Problem: Would you set down the data below exactly as shown?

Input records:
────────────────

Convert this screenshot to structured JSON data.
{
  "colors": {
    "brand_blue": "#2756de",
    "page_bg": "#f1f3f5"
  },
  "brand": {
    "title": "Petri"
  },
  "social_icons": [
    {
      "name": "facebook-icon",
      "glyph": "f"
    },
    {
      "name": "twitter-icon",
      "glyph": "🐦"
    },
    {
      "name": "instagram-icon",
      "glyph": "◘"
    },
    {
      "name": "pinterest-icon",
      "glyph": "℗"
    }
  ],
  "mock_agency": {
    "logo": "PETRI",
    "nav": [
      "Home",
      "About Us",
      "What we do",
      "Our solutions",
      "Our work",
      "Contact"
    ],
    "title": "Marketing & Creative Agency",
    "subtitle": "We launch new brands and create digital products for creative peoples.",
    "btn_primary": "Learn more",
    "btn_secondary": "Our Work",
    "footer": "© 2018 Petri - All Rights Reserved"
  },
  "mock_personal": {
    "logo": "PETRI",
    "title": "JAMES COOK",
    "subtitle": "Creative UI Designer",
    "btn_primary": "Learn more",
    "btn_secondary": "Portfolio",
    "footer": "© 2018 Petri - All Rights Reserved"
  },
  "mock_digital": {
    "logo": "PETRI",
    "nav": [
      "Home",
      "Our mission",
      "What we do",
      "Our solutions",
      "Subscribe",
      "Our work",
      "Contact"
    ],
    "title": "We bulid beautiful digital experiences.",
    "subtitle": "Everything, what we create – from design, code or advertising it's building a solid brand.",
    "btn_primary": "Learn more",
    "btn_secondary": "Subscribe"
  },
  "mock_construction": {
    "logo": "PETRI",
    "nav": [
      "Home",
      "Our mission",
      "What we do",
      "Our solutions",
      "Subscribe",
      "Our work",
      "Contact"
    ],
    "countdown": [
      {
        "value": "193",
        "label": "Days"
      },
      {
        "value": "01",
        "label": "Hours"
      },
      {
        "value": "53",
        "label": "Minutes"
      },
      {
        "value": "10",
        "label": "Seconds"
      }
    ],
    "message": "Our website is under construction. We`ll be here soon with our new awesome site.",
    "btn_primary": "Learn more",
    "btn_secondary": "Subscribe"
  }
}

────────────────

Output of the task:
Convert this screenshot to structured JSON data.
{
  "colors": {
    "brand_blue": "#2756de",
    "page_bg": "#f1f3f5"
  },
  "brand": {
    "title": "Petri"
  },
  "social_icons": [
    {
      "name": "facebook-icon",
      "glyph": "f"
    },
    {
      "name": "twitter-icon",
      "glyph": "🐦"
    },
    {
      "name": "instagram-icon",
      "glyph": "◘"
    },
    {
      "name": "pinterest-icon",
      "glyph": "℗"
    }
  ],
  "mock_agency": {
    "logo": "PETRI",
    "nav": [
      "Home",
      "About Us",
      "What we do",
      "Our solutions",
      "Our work",
      "Contact"
    ],
    "title": "Marketing & Creative Agency",
    "subtitle": "We launch new brands and create digital products for creative peoples.",
    "btn_primary": "Learn more",
    "btn_secondary": "Our Work",
    "footer": "© 2018 Petri - All Rights Reserved"
  },
  "mock_personal": {
    "logo": "PETRI",
    "title": "JAMES COOK",
    "subtitle": "Creative UI Designer",
    "btn_primary": "Learn more",
    "btn_secondary": "Portfolio",
    "footer": "© 2018 Petri - All Rights Reserved"
  },
  "mock_digital": {
    "logo": "PETRI",
    "nav": [
      "Home",
      "Our mission",
      "What we do",
      "Our solutions",
      "Subscribe",
      "Our work",
      "Contact"
    ],
    "title": "We bulid beautiful digital experiences.",
    "subtitle": "Everything, what we create – from design, code or advertising it's building a solid brand.",
    "btn_primary": "Learn more",
    "btn_secondary": "Subscribe"
  },
  "mock_construction": {
    "logo": "PETRI",
    "nav": [
      "Home",
      "Our mission",
      "What we do",
      "Our solutions",
      "Subscribe",
      "Our work",
      "Contact"
    ],
    "countdown": [
      {
        "value": "193",
        "label": "Days"
      },
      {
        "value": "01",
        "label": "Hours"
      },
      {
        "value": "53",
        "label": "Minutes"
      },
      {
        "value": "10",
        "label": "Seconds"
      }
    ],
    "message": "Our website is under construction. We`ll be here soon with our new awesome site.",
    "btn_primary": "Learn more",
    "btn_secondary": "Subscribe"
  }
}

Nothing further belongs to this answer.